### WHAT IS REQUIRED
Your answer should consist of the lines in the following data that contain "views".
*** PROVIDED ENTRIES ***
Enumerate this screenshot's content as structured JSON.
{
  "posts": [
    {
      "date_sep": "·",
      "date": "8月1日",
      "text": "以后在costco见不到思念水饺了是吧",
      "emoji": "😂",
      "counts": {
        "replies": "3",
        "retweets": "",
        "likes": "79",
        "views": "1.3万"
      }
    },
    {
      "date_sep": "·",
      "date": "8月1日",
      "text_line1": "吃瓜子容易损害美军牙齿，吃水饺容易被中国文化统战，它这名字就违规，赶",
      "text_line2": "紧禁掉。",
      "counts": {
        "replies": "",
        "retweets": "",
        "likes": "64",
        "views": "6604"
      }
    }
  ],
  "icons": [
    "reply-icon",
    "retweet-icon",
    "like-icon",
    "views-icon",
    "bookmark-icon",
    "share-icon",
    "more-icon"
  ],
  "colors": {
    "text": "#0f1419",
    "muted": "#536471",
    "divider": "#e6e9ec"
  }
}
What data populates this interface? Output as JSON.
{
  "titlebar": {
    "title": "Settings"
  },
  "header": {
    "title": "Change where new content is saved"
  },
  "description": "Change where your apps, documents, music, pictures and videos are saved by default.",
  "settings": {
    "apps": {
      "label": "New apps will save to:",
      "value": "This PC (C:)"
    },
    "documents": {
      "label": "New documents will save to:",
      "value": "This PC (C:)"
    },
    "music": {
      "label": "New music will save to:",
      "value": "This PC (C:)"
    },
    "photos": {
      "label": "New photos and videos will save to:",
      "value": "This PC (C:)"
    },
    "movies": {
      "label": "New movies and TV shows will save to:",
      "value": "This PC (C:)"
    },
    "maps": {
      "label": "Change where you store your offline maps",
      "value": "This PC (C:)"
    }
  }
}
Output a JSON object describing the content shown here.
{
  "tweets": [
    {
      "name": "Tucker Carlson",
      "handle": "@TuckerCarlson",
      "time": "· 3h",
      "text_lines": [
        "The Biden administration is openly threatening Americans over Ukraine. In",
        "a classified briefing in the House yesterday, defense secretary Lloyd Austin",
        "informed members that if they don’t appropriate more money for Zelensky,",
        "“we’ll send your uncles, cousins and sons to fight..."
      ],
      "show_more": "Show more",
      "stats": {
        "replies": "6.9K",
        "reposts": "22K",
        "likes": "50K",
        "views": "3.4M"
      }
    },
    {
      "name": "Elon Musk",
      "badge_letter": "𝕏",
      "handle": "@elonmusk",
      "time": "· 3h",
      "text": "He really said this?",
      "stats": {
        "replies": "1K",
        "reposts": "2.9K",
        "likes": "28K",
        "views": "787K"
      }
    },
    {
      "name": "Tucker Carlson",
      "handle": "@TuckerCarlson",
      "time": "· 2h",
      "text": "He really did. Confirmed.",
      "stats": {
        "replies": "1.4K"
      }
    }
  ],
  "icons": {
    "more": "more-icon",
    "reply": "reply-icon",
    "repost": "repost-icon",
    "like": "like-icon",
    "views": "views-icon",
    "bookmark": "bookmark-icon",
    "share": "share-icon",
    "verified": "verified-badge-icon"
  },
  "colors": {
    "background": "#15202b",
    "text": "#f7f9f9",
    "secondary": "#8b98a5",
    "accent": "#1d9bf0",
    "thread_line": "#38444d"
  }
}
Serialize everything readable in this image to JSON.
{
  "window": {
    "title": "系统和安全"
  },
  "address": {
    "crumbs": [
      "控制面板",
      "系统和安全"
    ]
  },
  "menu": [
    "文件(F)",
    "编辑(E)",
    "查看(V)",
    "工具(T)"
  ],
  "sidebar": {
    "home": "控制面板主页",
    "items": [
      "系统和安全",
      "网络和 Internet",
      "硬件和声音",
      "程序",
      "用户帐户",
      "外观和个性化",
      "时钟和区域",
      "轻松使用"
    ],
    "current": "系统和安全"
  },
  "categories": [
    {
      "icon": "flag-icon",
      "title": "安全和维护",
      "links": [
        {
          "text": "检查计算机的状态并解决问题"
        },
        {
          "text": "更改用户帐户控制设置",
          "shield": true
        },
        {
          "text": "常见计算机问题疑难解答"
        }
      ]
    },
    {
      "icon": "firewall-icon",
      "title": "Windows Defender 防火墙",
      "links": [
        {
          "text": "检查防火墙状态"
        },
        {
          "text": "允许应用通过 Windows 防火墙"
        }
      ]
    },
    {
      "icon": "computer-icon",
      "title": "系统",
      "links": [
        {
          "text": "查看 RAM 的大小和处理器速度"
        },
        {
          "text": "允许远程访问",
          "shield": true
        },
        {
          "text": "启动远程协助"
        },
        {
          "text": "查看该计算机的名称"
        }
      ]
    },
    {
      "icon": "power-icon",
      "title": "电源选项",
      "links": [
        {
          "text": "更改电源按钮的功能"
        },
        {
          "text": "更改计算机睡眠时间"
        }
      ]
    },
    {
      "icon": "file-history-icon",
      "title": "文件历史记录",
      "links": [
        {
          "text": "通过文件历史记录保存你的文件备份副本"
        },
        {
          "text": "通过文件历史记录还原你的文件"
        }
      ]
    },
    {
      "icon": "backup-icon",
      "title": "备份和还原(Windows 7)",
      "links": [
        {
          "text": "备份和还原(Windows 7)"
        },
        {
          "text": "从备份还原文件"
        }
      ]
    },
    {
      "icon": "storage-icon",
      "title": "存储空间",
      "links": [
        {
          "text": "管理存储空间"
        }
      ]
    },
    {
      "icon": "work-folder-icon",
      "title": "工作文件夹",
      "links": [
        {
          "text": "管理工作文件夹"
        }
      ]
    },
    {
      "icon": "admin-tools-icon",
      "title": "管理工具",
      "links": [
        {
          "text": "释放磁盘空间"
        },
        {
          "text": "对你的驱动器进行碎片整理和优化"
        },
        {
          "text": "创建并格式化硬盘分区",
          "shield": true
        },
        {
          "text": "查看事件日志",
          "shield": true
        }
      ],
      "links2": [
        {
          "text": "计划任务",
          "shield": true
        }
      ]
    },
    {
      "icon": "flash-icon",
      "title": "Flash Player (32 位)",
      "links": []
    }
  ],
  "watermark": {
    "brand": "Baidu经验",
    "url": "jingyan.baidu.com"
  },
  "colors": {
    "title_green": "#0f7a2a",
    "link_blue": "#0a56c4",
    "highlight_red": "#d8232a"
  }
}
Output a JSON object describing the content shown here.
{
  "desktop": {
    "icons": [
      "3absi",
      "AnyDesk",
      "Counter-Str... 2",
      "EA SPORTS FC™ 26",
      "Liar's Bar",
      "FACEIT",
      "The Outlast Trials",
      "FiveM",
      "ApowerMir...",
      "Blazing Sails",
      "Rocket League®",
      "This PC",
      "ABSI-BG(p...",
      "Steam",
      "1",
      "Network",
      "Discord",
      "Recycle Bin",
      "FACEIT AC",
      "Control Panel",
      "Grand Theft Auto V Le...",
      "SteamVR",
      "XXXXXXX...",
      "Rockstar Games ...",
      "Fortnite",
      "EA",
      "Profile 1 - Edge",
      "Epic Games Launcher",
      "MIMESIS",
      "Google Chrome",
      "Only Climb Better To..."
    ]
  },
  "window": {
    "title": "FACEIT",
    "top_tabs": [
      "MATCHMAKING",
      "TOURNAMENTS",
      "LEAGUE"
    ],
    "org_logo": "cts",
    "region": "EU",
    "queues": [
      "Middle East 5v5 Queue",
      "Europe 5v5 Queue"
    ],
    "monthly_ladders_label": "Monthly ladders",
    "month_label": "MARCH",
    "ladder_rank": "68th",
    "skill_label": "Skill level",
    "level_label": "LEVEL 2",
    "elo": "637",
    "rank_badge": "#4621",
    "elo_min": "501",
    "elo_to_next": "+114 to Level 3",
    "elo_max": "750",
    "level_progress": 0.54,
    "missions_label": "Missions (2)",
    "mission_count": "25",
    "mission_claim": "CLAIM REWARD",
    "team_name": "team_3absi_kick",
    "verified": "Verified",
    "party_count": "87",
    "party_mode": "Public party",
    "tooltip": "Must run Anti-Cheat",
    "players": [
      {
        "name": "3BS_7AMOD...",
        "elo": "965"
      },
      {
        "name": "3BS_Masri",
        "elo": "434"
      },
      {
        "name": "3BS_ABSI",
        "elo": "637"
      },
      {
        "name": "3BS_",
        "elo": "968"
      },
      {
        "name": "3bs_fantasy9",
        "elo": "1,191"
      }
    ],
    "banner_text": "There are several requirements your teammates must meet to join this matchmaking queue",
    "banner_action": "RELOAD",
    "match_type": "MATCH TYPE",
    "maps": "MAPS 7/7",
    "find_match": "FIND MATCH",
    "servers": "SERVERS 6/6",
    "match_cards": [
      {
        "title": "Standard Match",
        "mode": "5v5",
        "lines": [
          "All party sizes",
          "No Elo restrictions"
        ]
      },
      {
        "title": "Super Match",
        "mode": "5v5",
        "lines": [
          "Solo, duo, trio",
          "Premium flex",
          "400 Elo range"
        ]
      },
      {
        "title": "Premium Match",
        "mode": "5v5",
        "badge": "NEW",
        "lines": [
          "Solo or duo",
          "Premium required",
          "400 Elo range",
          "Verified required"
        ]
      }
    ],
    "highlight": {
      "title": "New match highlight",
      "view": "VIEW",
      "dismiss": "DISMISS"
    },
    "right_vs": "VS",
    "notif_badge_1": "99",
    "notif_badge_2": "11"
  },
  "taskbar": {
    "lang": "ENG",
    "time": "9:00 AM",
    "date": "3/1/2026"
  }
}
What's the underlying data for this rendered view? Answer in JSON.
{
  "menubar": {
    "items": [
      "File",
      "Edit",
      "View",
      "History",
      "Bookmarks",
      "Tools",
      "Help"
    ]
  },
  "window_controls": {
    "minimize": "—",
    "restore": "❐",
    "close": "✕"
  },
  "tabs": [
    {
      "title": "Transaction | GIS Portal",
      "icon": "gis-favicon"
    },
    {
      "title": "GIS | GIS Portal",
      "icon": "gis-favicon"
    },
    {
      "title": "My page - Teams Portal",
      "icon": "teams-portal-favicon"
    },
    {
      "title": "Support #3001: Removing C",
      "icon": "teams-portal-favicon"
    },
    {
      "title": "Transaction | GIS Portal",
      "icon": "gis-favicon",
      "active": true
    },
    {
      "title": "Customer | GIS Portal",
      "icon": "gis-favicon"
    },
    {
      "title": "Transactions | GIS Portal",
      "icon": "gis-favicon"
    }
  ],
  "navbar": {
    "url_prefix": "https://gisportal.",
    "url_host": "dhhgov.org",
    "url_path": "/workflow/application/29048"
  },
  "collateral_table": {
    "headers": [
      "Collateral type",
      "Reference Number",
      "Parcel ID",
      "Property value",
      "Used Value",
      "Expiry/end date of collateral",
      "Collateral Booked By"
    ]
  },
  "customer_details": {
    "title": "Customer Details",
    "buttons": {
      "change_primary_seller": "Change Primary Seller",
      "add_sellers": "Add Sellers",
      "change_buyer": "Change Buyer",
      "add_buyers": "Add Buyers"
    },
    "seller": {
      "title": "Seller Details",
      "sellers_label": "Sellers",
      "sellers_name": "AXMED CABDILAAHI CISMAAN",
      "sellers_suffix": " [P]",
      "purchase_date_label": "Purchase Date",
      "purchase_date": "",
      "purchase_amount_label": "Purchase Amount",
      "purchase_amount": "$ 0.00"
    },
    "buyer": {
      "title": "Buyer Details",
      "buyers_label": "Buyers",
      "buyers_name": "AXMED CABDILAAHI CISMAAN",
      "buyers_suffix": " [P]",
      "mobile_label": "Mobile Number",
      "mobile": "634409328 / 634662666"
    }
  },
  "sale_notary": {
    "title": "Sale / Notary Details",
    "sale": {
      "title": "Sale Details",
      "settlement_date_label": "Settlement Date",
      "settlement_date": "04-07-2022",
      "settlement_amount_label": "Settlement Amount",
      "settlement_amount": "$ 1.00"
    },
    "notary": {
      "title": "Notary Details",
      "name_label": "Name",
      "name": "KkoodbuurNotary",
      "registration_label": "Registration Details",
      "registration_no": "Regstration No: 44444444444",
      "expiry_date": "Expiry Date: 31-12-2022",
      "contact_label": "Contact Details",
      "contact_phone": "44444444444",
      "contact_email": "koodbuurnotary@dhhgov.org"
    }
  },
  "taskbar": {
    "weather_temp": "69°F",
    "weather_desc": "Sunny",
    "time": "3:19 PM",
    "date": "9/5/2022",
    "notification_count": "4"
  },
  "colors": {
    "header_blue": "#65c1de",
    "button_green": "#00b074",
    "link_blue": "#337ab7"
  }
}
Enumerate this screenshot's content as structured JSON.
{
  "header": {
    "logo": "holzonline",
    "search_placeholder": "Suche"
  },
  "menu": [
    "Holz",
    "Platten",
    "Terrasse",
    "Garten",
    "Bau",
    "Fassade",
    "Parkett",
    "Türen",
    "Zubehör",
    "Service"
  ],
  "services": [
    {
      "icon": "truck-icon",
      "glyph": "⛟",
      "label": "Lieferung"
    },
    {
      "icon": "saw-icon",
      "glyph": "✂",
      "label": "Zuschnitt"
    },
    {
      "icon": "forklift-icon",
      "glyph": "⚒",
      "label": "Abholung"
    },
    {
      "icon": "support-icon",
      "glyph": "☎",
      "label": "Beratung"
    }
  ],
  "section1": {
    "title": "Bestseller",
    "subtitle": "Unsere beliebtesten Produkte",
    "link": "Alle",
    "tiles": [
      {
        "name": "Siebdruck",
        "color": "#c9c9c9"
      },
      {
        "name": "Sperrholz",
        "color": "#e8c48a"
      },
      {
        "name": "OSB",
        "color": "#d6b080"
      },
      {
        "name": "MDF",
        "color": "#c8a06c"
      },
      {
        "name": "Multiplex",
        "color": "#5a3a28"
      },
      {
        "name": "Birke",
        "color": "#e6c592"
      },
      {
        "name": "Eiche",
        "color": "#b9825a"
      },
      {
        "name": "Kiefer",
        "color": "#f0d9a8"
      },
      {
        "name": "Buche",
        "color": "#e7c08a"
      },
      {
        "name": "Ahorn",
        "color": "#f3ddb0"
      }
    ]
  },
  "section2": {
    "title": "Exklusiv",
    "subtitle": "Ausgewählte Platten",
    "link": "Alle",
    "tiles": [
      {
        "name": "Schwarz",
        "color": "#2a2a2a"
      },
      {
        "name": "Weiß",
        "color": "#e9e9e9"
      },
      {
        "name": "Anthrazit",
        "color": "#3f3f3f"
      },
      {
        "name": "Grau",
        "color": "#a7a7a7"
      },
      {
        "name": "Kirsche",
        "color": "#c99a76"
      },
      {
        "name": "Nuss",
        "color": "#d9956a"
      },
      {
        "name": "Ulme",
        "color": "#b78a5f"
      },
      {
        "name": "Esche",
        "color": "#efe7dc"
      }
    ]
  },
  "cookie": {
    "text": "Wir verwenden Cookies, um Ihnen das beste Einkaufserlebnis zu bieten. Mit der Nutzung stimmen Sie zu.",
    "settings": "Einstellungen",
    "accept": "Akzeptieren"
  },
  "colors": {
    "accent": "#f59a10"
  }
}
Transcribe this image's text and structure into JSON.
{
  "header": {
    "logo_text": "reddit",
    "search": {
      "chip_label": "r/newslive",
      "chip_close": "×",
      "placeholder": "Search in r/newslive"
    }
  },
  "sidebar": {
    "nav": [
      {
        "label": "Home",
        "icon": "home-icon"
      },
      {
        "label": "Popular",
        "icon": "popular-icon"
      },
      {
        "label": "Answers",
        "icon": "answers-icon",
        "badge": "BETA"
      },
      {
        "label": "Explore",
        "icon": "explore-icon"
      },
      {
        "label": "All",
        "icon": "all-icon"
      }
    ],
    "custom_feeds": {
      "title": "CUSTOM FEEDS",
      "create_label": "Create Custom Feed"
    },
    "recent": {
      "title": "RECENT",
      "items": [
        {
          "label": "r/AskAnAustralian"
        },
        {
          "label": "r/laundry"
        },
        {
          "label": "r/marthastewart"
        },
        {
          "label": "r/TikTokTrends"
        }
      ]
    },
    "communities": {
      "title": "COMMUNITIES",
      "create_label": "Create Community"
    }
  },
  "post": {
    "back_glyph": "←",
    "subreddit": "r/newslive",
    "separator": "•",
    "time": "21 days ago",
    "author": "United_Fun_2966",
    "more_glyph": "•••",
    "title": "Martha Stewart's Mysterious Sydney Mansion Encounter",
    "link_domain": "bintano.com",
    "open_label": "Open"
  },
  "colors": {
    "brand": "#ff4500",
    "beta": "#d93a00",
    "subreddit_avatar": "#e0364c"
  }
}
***
### TASK RESULT
        "views": "1.3万"
        "views": "6604"
    "views-icon",
        "views": "3.4M"
        "views": "787K"
    "views": "views-icon",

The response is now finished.